***** Given entries

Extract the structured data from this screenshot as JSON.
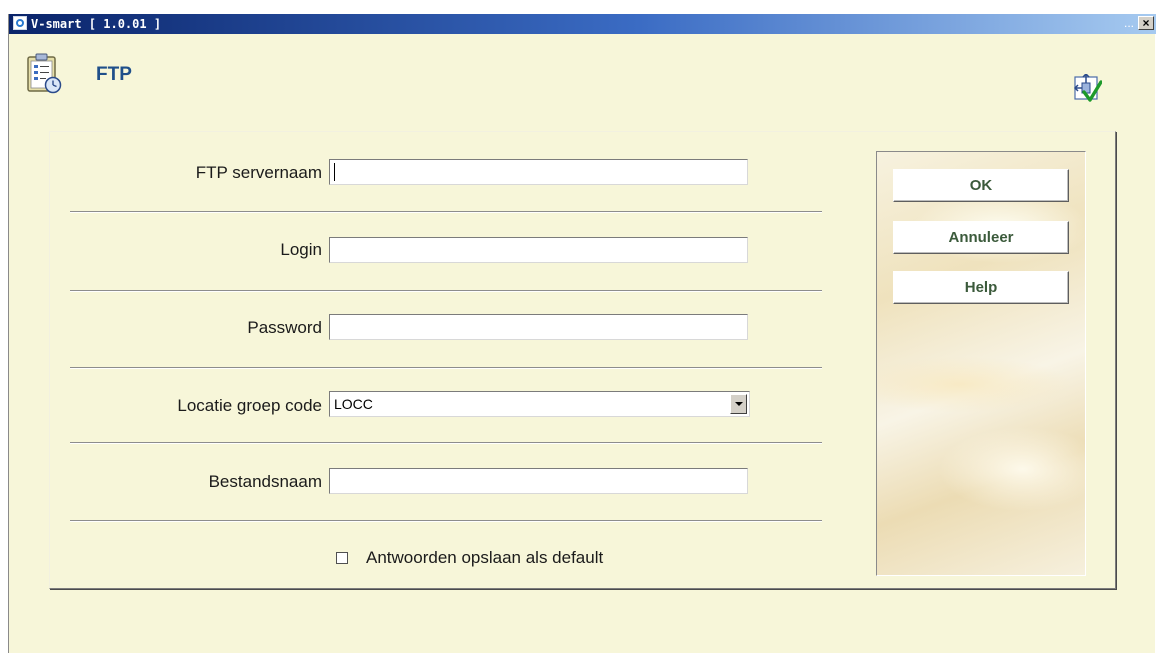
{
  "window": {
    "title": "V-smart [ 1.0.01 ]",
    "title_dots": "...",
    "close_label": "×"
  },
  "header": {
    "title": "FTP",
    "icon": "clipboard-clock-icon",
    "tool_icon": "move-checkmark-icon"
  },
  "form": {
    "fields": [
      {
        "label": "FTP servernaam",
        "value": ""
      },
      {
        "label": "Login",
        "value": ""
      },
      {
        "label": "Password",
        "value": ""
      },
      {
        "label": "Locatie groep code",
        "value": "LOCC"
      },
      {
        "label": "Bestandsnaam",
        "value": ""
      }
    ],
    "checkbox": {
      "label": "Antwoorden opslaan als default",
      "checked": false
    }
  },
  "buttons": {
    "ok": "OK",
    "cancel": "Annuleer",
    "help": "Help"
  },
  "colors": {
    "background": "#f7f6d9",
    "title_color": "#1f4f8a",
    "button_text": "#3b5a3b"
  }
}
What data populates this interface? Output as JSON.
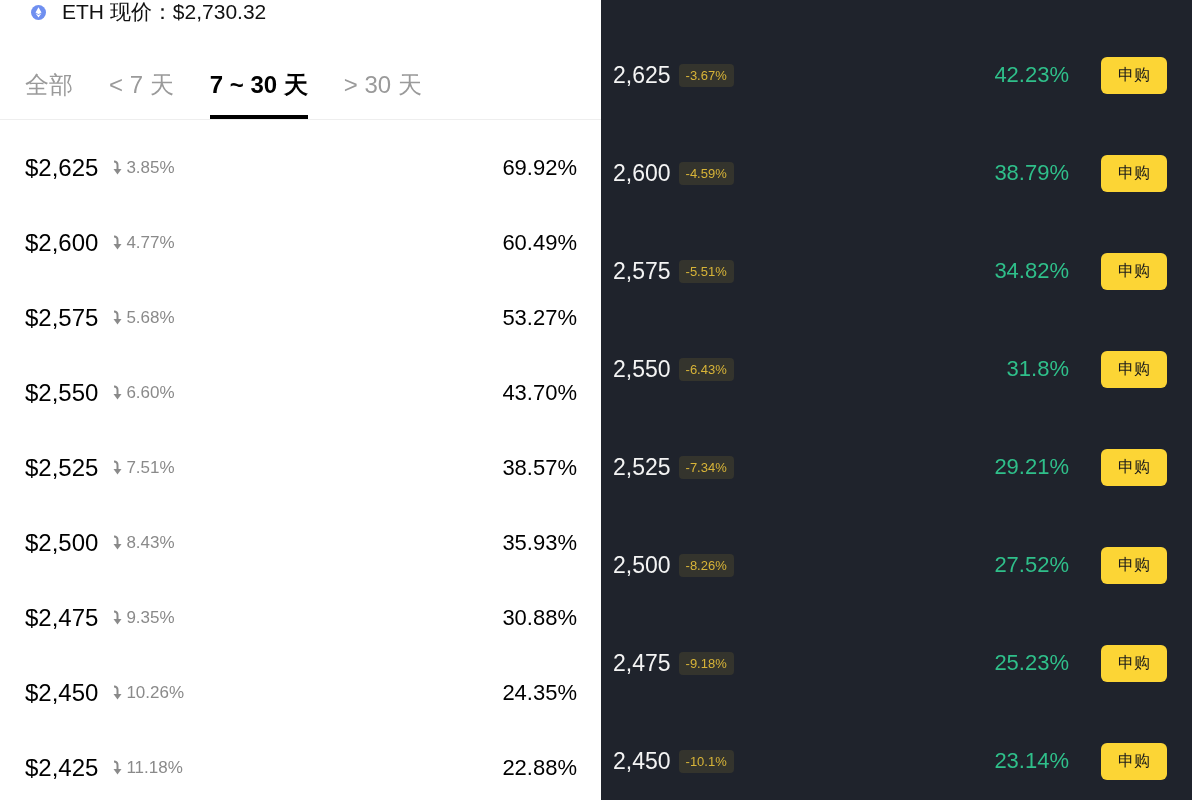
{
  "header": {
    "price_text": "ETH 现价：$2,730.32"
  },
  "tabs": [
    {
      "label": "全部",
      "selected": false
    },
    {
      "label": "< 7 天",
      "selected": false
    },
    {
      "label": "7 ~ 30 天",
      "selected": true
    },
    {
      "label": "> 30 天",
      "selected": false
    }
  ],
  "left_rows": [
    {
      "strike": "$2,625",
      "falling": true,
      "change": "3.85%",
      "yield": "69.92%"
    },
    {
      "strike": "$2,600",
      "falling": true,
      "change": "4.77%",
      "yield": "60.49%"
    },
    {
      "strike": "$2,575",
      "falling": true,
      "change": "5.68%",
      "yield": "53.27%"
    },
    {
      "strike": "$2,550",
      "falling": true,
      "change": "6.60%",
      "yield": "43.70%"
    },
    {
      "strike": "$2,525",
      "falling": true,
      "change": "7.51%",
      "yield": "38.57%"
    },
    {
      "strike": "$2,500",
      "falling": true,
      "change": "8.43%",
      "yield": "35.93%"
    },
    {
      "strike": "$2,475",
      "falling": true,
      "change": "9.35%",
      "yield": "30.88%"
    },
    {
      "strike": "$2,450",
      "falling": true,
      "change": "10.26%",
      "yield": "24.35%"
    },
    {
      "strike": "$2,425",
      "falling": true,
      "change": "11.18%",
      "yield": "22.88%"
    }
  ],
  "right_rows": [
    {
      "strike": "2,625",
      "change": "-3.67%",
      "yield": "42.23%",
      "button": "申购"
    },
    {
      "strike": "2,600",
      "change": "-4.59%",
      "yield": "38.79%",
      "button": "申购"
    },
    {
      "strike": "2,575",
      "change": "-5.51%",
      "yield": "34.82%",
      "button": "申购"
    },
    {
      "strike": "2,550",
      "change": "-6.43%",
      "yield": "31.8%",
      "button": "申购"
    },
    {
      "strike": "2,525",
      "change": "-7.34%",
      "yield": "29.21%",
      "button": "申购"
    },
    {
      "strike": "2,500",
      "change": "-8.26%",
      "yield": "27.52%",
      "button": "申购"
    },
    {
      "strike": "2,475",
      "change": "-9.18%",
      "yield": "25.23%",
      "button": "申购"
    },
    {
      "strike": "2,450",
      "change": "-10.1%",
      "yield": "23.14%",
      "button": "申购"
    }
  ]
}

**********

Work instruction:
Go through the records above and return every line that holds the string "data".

Answer section:
Extract the structured data from this screenshot as JSON.
What data populates this interface? Output as JSON.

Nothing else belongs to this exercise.